What to work on: Look through the data below. Collect every line where the word "verified" occurs.

Data:
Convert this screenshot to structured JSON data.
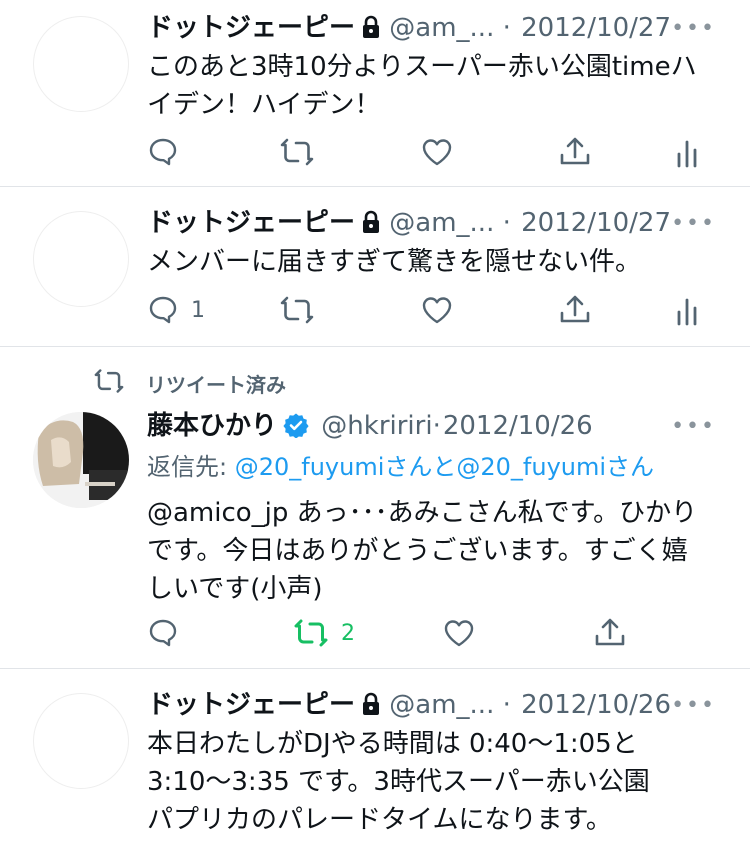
{
  "tweets": [
    {
      "name": "ドットジェーピー",
      "handle": "@am_...",
      "dot": "·",
      "date": "2012/10/27",
      "text": "このあと3時10分よりスーパー赤い公園timeハイデン！ハイデン！",
      "reply_count": "",
      "more": "•••"
    },
    {
      "name": "ドットジェーピー",
      "handle": "@am_...",
      "dot": "·",
      "date": "2012/10/27",
      "text": "メンバーに届きすぎて驚きを隠せない件。",
      "reply_count": "1",
      "more": "•••"
    },
    {
      "retweeted_label": "リツイート済み",
      "name": "藤本ひかり",
      "handle": "@hkririri",
      "dot": "·",
      "date": "2012/10/26",
      "reply_prefix": "返信先: ",
      "reply_targets": "@20_fuyumiさんと@20_fuyumiさん",
      "mention": "@amico_jp",
      "text": " あっ･･･あみこさん私です。ひかりです。今日はありがとうございます。すごく嬉しいです(小声)",
      "retweet_count": "2",
      "more": "•••"
    },
    {
      "name": "ドットジェーピー",
      "handle": "@am_...",
      "dot": "·",
      "date": "2012/10/26",
      "text": "本日わたしがDJやる時間は 0:40〜1:05と3:10〜3:35 です。3時代スーパー赤い公園パプリカのパレードタイムになります。",
      "more": "•••"
    }
  ],
  "icons": {
    "reply": "reply-icon",
    "retweet": "retweet-icon",
    "like": "heart-icon",
    "share": "share-icon",
    "analytics": "analytics-icon",
    "lock": "lock-icon",
    "verified": "verified-badge-icon",
    "more": "more-icon"
  },
  "colors": {
    "text": "#0f1419",
    "muted": "#536471",
    "link": "#1d9bf0",
    "retweet_active": "#17bf63",
    "verified": "#1d9bf0",
    "separator": "#e1e4e8"
  }
}
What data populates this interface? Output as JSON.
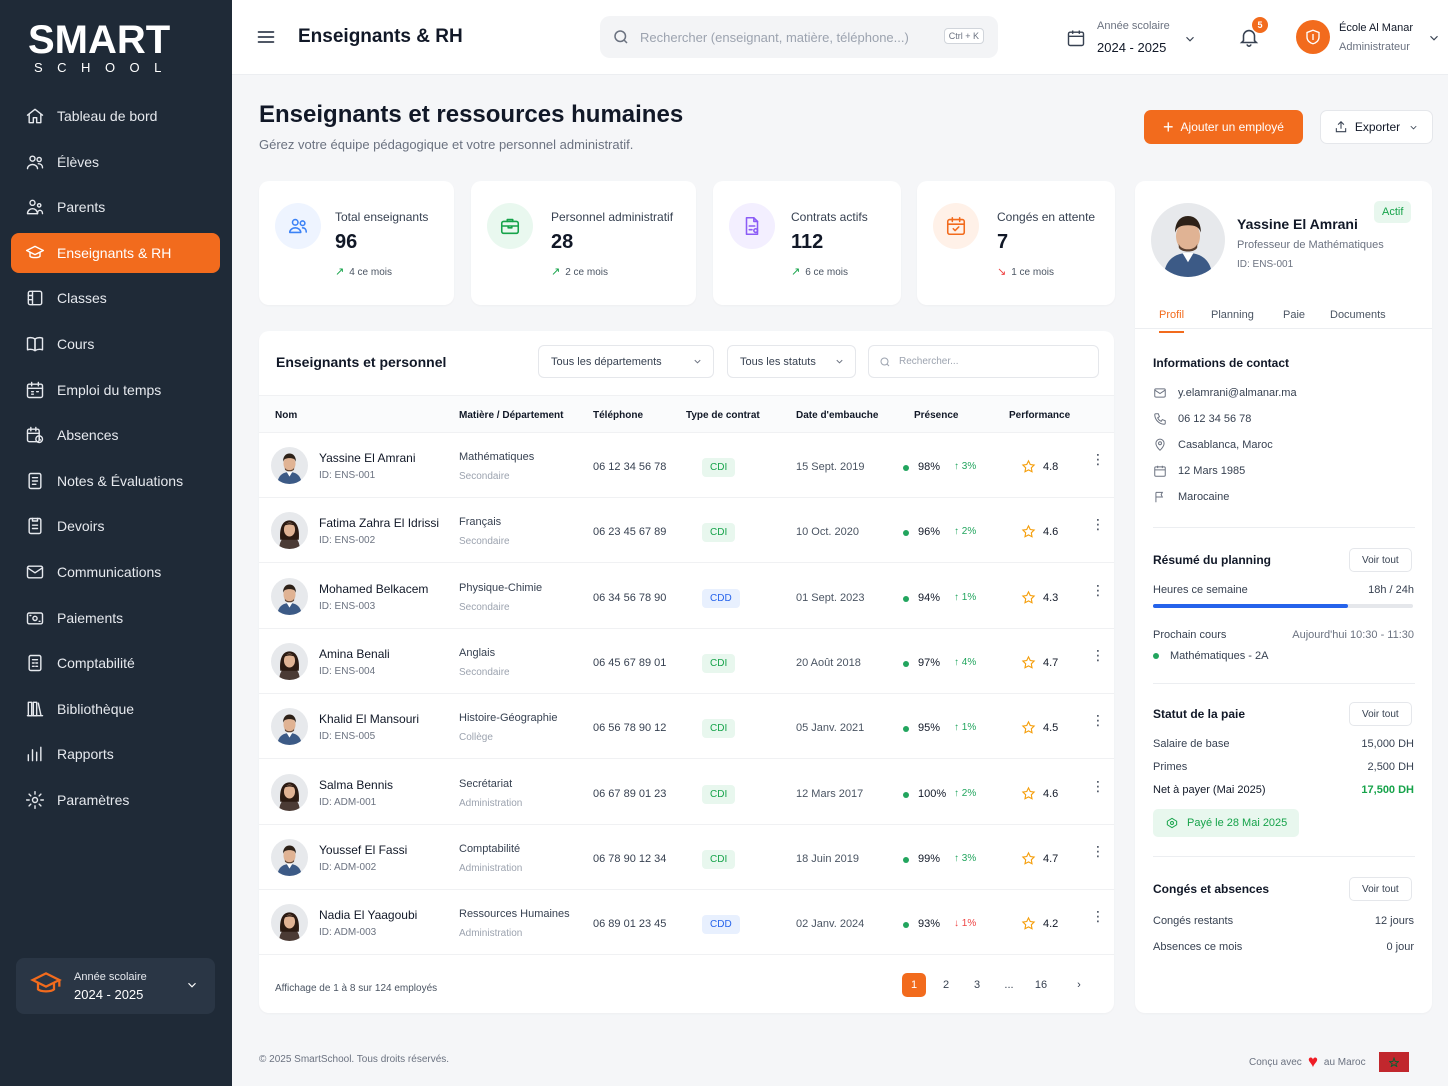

Solution to this problem:
    "verified": "verified-badge-icon",
    "verified": "#1d9bf0",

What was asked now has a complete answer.